Here is why you should become a speaker as well:

1.) Its good to give back. If you have gained knowledge through study, research, development, and pain… giving back and helping others to NOT have as much pain, feels good, and is generally good for the community.

2.) Build your network! Without exception, whenever I speak, a line of very interested (and interesting) people form to have a quick chat and exchange business cards. If nothing else, you’ve got a few new LinkedIn contacts! Sometimes, as with all networking, great things will come in the future from these connections.

3.) Build your cachet. It does not hurt your personal reputation to be the guy who has spoken at XYZ conference. In fact it helps it. Even if your company has NOTHING to benefit from you speaking, do it anyways for your own career future.

There are more reasons of course, including pride, the fun to wear a ‘speaker’ badge, specific company goals, the cool speaker gifts (this year at GDC Austin 2009, we were given a nice glass with GDC Austin 2009 Speaker on it, and a REALLY cool ice-tray with space invaders on it!)…. the list goes on.

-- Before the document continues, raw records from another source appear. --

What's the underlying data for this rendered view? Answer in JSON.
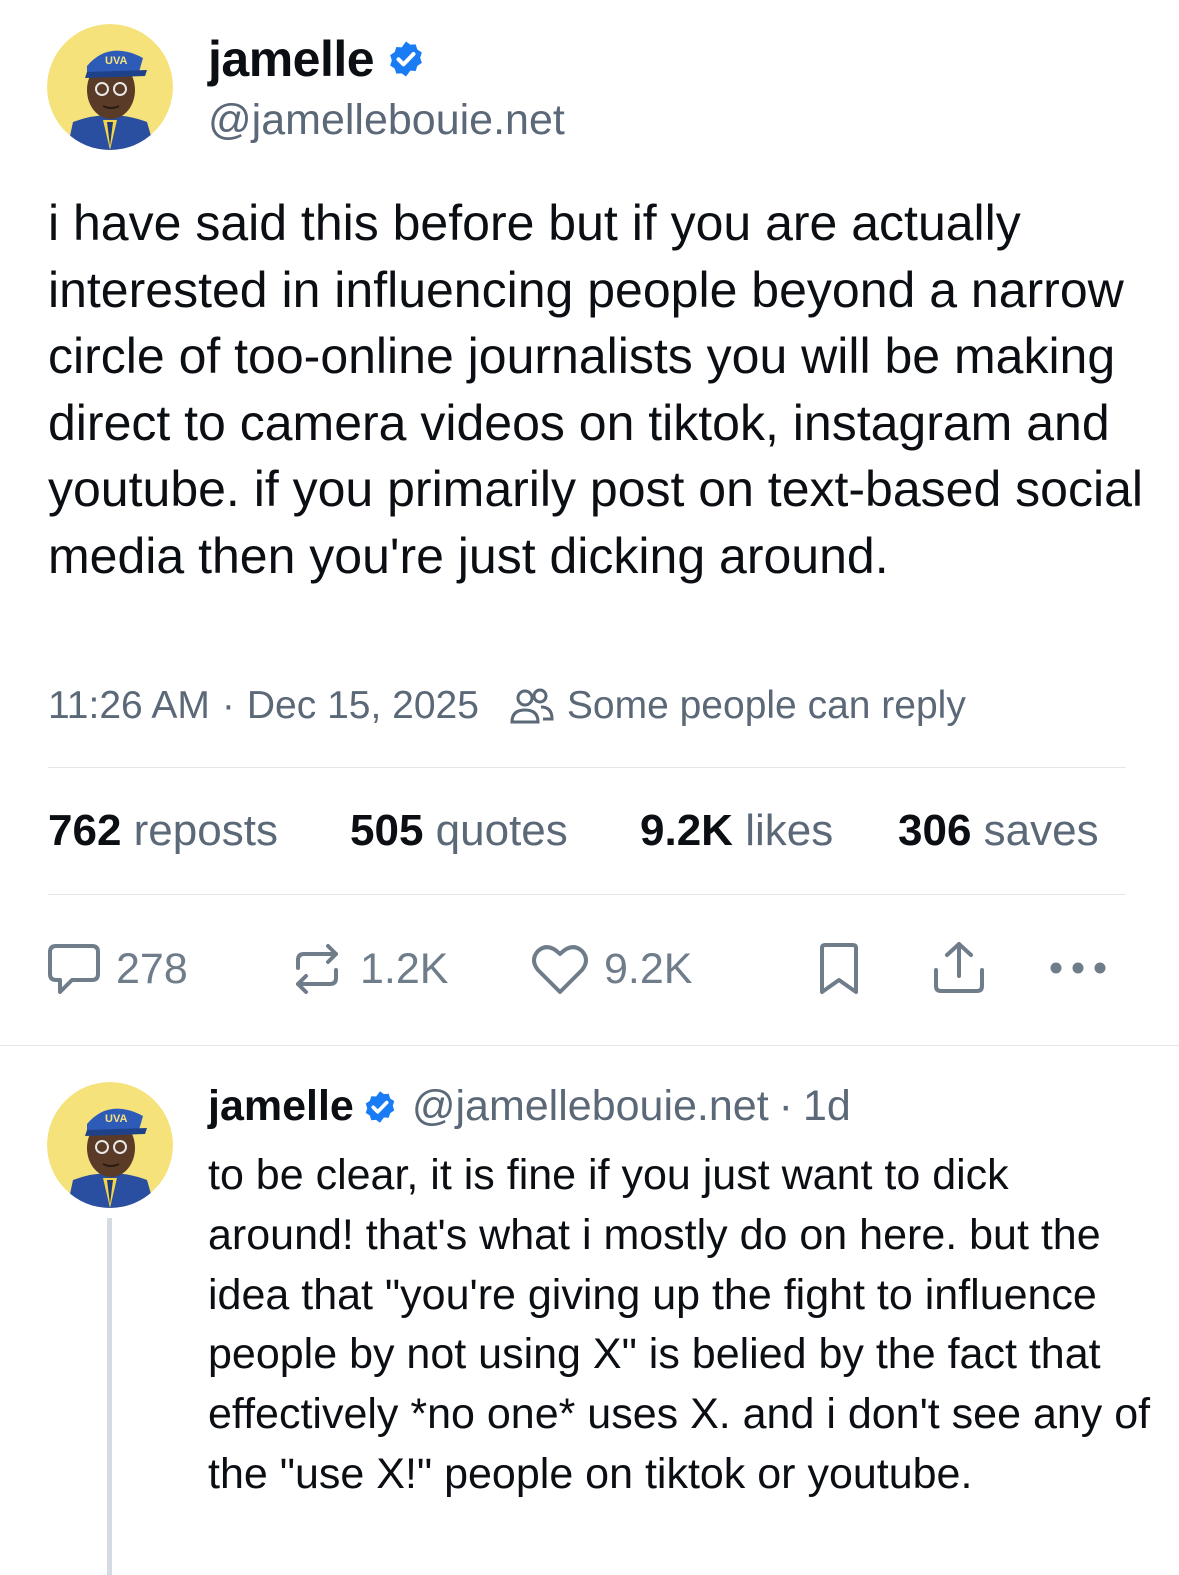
{
  "post": {
    "author": {
      "display_name": "jamelle",
      "handle": "@jamellebouie.net",
      "avatar_text": "UVA",
      "verified_icon": "verified-check-icon"
    },
    "text": "i have said this before but if you are actually interested in influencing people beyond a narrow circle of too-online journalists you will be making direct to camera videos on tiktok, instagram and youtube. if you primarily post on text-based social media then you're just dicking around.",
    "time": "11:26 AM",
    "separator": "·",
    "date": "Dec 15, 2025",
    "reply_setting": "Some people can reply",
    "stats": {
      "reposts": {
        "count": "762",
        "label": "reposts"
      },
      "quotes": {
        "count": "505",
        "label": "quotes"
      },
      "likes": {
        "count": "9.2K",
        "label": "likes"
      },
      "saves": {
        "count": "306",
        "label": "saves"
      }
    },
    "actions": {
      "reply": {
        "icon": "comment-icon",
        "count": "278"
      },
      "repost": {
        "icon": "repost-icon",
        "count": "1.2K"
      },
      "like": {
        "icon": "heart-icon",
        "count": "9.2K"
      },
      "bookmark": {
        "icon": "bookmark-icon"
      },
      "share": {
        "icon": "share-icon"
      },
      "more": {
        "icon": "more-icon"
      }
    }
  },
  "reply": {
    "author": {
      "display_name": "jamelle",
      "handle": "@jamellebouie.net",
      "avatar_text": "UVA"
    },
    "separator": "·",
    "time_ago": "1d",
    "text": "to be clear, it is fine if you just want to dick around! that's what i mostly do on here. but the idea that \"you're giving up the fight to influence people by not using X\" is belied by the fact that effectively *no one* uses X. and i don't see any of the \"use X!\" people on tiktok or youtube."
  },
  "colors": {
    "text_primary": "#0b0f14",
    "text_secondary": "#5b6877",
    "icon_gray": "#6f7d8b",
    "verified_blue": "#1a7cf4",
    "divider": "#e3e7eb"
  }
}
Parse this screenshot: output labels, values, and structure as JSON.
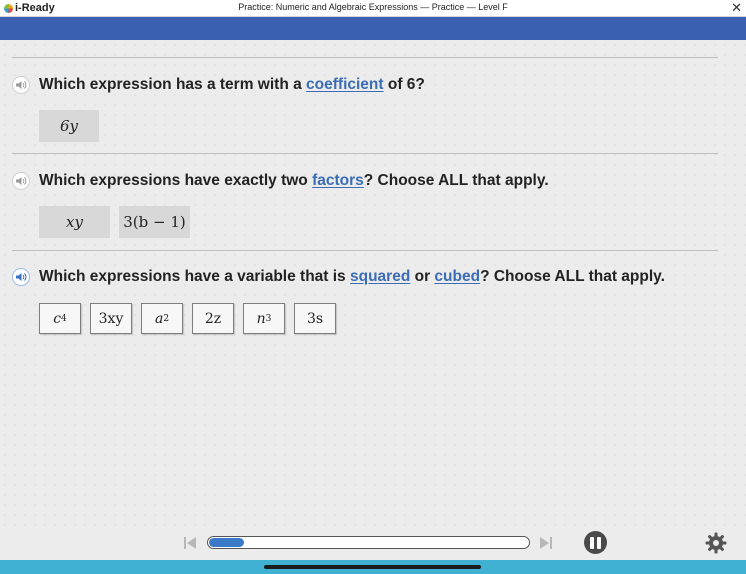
{
  "app": {
    "logo_text": "i-Ready",
    "window_title": "Practice: Numeric and Algebraic Expressions — Practice — Level F",
    "close_glyph": "✕"
  },
  "colors": {
    "header_blue": "#3a61b1",
    "link_blue": "#3b6cb6",
    "bottom_bar": "#41b1d3",
    "progress_fill": "#3a7ac9"
  },
  "questions": [
    {
      "parts": [
        "Which expression has a term with a ",
        "coefficient",
        " of 6?"
      ],
      "answers": [
        "6y"
      ]
    },
    {
      "parts": [
        "Which expressions have exactly two ",
        "factors",
        "? Choose ALL that apply."
      ],
      "answers": [
        "xy",
        "3(b − 1)"
      ]
    },
    {
      "parts": [
        "Which expressions have a variable that is ",
        "squared",
        " or ",
        "cubed",
        "? Choose ALL that apply."
      ],
      "choices": [
        {
          "base": "c",
          "exp": "4"
        },
        {
          "base": "3xy",
          "exp": ""
        },
        {
          "base": "a",
          "exp": "2"
        },
        {
          "base": "2z",
          "exp": ""
        },
        {
          "base": "n",
          "exp": "3"
        },
        {
          "base": "3s",
          "exp": ""
        }
      ]
    }
  ],
  "player": {
    "progress_fraction": 0.11,
    "icons": [
      "skip-back-icon",
      "pause-icon",
      "skip-forward-icon",
      "gear-icon",
      "speaker-icon"
    ]
  }
}
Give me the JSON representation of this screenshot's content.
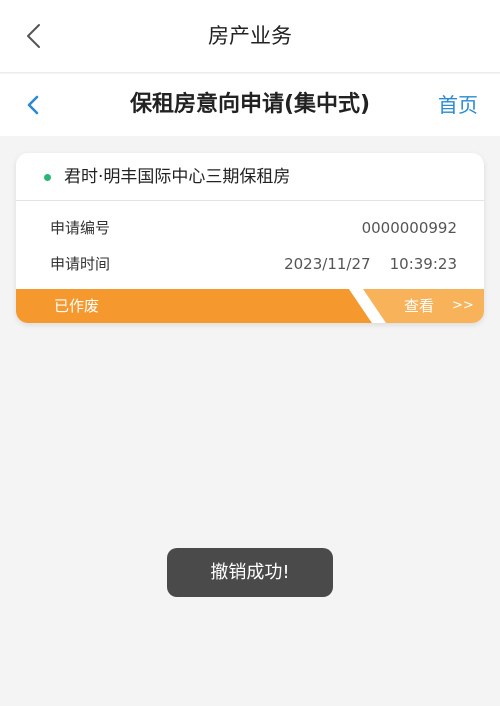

A few general thoughts from the show: it was much smaller than last year (THANK GOODNESS)… being smaller it felt less corporate, and more about the developers. It was JUST the right size. The presentations were all EXCELLENT (at least all that I saw)… even Tuesday’s Casual Games Summit was well done… awesome even. The Chotsky was weak. (nobody gave out anything cool I could see, got a T-Shirt and a pack of cards… but it’s not really the point of the show). I missed the free beer… not sure they did that or not, but they should do that every day. SODA POP SHOULD Be CHEAPER. That’s about it. My 2 key learnings were: Over 13,000 Servers to run WoW!!!! and a Viral Coefficient is a way to measure how viral something is:

Viral Coefficient
Vk = V1 x V2 x V3
(building successful apps)
V1 = % of users doing invite over a period.
V2 = Potency (how many invites per user)
V3 = % of people who try based on the invites.

V2 = most important acoording to Facebook…
I have a different view.